• [Provided information]
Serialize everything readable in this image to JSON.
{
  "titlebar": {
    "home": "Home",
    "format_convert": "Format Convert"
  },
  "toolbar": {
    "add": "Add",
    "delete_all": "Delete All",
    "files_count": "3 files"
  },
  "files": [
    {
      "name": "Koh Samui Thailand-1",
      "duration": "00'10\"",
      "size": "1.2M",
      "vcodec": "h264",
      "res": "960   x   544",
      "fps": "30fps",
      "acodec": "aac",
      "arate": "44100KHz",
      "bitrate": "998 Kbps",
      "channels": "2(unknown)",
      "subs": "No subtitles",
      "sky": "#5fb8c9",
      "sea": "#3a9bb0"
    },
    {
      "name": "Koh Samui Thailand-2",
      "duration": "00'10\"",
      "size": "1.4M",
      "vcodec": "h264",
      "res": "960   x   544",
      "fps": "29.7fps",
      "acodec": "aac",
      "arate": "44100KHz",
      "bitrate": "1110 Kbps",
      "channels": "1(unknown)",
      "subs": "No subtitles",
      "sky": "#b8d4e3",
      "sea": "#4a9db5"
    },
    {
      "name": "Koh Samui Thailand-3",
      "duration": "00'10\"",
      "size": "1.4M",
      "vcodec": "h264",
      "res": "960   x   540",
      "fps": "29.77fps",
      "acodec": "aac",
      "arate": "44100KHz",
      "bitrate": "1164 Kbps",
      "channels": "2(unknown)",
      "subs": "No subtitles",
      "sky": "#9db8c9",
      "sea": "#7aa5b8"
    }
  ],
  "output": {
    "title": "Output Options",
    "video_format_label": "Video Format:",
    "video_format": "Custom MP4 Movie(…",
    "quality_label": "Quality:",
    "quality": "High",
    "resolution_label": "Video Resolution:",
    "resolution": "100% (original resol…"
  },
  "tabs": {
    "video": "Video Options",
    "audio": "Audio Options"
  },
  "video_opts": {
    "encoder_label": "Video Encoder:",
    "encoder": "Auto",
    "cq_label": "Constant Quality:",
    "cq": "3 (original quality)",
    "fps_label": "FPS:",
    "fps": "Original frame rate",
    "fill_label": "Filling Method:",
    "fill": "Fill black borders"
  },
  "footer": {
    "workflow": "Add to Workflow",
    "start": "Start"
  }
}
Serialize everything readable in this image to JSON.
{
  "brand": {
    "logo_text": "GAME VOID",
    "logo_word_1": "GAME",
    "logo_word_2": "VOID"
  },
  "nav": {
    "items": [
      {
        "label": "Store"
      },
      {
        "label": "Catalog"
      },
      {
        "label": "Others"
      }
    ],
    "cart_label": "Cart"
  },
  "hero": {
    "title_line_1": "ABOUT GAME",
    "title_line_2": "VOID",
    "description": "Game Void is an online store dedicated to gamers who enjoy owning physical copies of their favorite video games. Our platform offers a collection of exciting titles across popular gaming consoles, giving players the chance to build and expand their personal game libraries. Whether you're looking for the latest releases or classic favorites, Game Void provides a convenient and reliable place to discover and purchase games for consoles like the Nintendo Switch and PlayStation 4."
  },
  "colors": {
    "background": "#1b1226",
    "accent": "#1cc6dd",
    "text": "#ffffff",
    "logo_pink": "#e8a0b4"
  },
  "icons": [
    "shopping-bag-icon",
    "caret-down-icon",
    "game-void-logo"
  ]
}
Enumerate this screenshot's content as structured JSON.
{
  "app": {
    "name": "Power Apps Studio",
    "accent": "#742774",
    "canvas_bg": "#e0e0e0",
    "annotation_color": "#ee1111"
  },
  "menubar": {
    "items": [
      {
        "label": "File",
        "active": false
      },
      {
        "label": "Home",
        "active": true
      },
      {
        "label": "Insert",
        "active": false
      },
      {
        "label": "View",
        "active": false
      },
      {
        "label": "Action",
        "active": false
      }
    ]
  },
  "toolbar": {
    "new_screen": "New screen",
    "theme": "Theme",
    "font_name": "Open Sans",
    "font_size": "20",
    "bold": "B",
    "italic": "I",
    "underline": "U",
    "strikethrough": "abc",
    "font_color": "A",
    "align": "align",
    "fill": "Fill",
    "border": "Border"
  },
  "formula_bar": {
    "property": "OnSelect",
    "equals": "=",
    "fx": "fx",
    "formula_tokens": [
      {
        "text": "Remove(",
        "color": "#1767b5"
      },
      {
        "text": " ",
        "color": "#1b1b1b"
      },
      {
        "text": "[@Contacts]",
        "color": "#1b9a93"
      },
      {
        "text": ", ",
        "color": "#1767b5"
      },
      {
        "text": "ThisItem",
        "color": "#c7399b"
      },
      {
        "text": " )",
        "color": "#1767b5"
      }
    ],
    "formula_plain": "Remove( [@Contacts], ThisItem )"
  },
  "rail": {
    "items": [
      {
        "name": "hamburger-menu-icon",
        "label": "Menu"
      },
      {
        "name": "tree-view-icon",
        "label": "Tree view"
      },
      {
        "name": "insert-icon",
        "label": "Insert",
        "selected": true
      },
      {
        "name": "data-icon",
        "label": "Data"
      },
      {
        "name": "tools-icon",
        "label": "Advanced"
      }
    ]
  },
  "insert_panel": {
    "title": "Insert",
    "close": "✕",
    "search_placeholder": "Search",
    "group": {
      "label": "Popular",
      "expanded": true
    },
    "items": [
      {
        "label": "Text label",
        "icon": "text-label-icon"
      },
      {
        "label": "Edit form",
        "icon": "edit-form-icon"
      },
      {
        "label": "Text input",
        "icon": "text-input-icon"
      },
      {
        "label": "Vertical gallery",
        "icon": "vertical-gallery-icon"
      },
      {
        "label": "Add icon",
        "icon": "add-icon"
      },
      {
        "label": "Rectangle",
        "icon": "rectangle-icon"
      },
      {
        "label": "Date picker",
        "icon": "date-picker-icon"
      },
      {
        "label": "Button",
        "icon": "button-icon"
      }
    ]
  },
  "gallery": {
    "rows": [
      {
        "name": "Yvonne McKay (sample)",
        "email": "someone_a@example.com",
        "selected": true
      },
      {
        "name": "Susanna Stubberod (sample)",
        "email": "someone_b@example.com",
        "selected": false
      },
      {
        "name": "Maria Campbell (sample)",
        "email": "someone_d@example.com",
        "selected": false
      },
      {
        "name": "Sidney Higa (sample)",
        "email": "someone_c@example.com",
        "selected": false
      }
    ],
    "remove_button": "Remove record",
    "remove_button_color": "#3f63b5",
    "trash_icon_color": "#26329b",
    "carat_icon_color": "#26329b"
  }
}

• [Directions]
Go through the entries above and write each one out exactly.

• [Response]
Serialize everything readable in this image to JSON.
{
  "titlebar": {
    "home": "Home",
    "format_convert": "Format Convert"
  },
  "toolbar": {
    "add": "Add",
    "delete_all": "Delete All",
    "files_count": "3 files"
  },
  "files": [
    {
      "name": "Koh Samui Thailand-1",
      "duration": "00'10\"",
      "size": "1.2M",
      "vcodec": "h264",
      "res": "960   x   544",
      "fps": "30fps",
      "acodec": "aac",
      "arate": "44100KHz",
      "bitrate": "998 Kbps",
      "channels": "2(unknown)",
      "subs": "No subtitles",
      "sky": "#5fb8c9",
      "sea": "#3a9bb0"
    },
    {
      "name": "Koh Samui Thailand-2",
      "duration": "00'10\"",
      "size": "1.4M",
      "vcodec": "h264",
      "res": "960   x   544",
      "fps": "29.7fps",
      "acodec": "aac",
      "arate": "44100KHz",
      "bitrate": "1110 Kbps",
      "channels": "1(unknown)",
      "subs": "No subtitles",
      "sky": "#b8d4e3",
      "sea": "#4a9db5"
    },
    {
      "name": "Koh Samui Thailand-3",
      "duration": "00'10\"",
      "size": "1.4M",
      "vcodec": "h264",
      "res": "960   x   540",
      "fps": "29.77fps",
      "acodec": "aac",
      "arate": "44100KHz",
      "bitrate": "1164 Kbps",
      "channels": "2(unknown)",
      "subs": "No subtitles",
      "sky": "#9db8c9",
      "sea": "#7aa5b8"
    }
  ],
  "output": {
    "title": "Output Options",
    "video_format_label": "Video Format:",
    "video_format": "Custom MP4 Movie(…",
    "quality_label": "Quality:",
    "quality": "High",
    "resolution_label": "Video Resolution:",
    "resolution": "100% (original resol…"
  },
  "tabs": {
    "video": "Video Options",
    "audio": "Audio Options"
  },
  "video_opts": {
    "encoder_label": "Video Encoder:",
    "encoder": "Auto",
    "cq_label": "Constant Quality:",
    "cq": "3 (original quality)",
    "fps_label": "FPS:",
    "fps": "Original frame rate",
    "fill_label": "Filling Method:",
    "fill": "Fill black borders"
  },
  "footer": {
    "workflow": "Add to Workflow",
    "start": "Start"
  }
}
Serialize everything readable in this image to JSON.
{
  "brand": {
    "logo_text": "GAME VOID",
    "logo_word_1": "GAME",
    "logo_word_2": "VOID"
  },
  "nav": {
    "items": [
      {
        "label": "Store"
      },
      {
        "label": "Catalog"
      },
      {
        "label": "Others"
      }
    ],
    "cart_label": "Cart"
  },
  "hero": {
    "title_line_1": "ABOUT GAME",
    "title_line_2": "VOID",
    "description": "Game Void is an online store dedicated to gamers who enjoy owning physical copies of their favorite video games. Our platform offers a collection of exciting titles across popular gaming consoles, giving players the chance to build and expand their personal game libraries. Whether you're looking for the latest releases or classic favorites, Game Void provides a convenient and reliable place to discover and purchase games for consoles like the Nintendo Switch and PlayStation 4."
  },
  "colors": {
    "background": "#1b1226",
    "accent": "#1cc6dd",
    "text": "#ffffff",
    "logo_pink": "#e8a0b4"
  },
  "icons": [
    "shopping-bag-icon",
    "caret-down-icon",
    "game-void-logo"
  ]
}
Enumerate this screenshot's content as structured JSON.
{
  "app": {
    "name": "Power Apps Studio",
    "accent": "#742774",
    "canvas_bg": "#e0e0e0",
    "annotation_color": "#ee1111"
  },
  "menubar": {
    "items": [
      {
        "label": "File",
        "active": false
      },
      {
        "label": "Home",
        "active": true
      },
      {
        "label": "Insert",
        "active": false
      },
      {
        "label": "View",
        "active": false
      },
      {
        "label": "Action",
        "active": false
      }
    ]
  },
  "toolbar": {
    "new_screen": "New screen",
    "theme": "Theme",
    "font_name": "Open Sans",
    "font_size": "20",
    "bold": "B",
    "italic": "I",
    "underline": "U",
    "strikethrough": "abc",
    "font_color": "A",
    "align": "align",
    "fill": "Fill",
    "border": "Border"
  },
  "formula_bar": {
    "property": "OnSelect",
    "equals": "=",
    "fx": "fx",
    "formula_tokens": [
      {
        "text": "Remove(",
        "color": "#1767b5"
      },
      {
        "text": " ",
        "color": "#1b1b1b"
      },
      {
        "text": "[@Contacts]",
        "color": "#1b9a93"
      },
      {
        "text": ", ",
        "color": "#1767b5"
      },
      {
        "text": "ThisItem",
        "color": "#c7399b"
      },
      {
        "text": " )",
        "color": "#1767b5"
      }
    ],
    "formula_plain": "Remove( [@Contacts], ThisItem )"
  },
  "rail": {
    "items": [
      {
        "name": "hamburger-menu-icon",
        "label": "Menu"
      },
      {
        "name": "tree-view-icon",
        "label": "Tree view"
      },
      {
        "name": "insert-icon",
        "label": "Insert",
        "selected": true
      },
      {
        "name": "data-icon",
        "label": "Data"
      },
      {
        "name": "tools-icon",
        "label": "Advanced"
      }
    ]
  },
  "insert_panel": {
    "title": "Insert",
    "close": "✕",
    "search_placeholder": "Search",
    "group": {
      "label": "Popular",
      "expanded": true
    },
    "items": [
      {
        "label": "Text label",
        "icon": "text-label-icon"
      },
      {
        "label": "Edit form",
        "icon": "edit-form-icon"
      },
      {
        "label": "Text input",
        "icon": "text-input-icon"
      },
      {
        "label": "Vertical gallery",
        "icon": "vertical-gallery-icon"
      },
      {
        "label": "Add icon",
        "icon": "add-icon"
      },
      {
        "label": "Rectangle",
        "icon": "rectangle-icon"
      },
      {
        "label": "Date picker",
        "icon": "date-picker-icon"
      },
      {
        "label": "Button",
        "icon": "button-icon"
      }
    ]
  },
  "gallery": {
    "rows": [
      {
        "name": "Yvonne McKay (sample)",
        "email": "someone_a@example.com",
        "selected": true
      },
      {
        "name": "Susanna Stubberod (sample)",
        "email": "someone_b@example.com",
        "selected": false
      },
      {
        "name": "Maria Campbell (sample)",
        "email": "someone_d@example.com",
        "selected": false
      },
      {
        "name": "Sidney Higa (sample)",
        "email": "someone_c@example.com",
        "selected": false
      }
    ],
    "remove_button": "Remove record",
    "remove_button_color": "#3f63b5",
    "trash_icon_color": "#26329b",
    "carat_icon_color": "#26329b"
  }
}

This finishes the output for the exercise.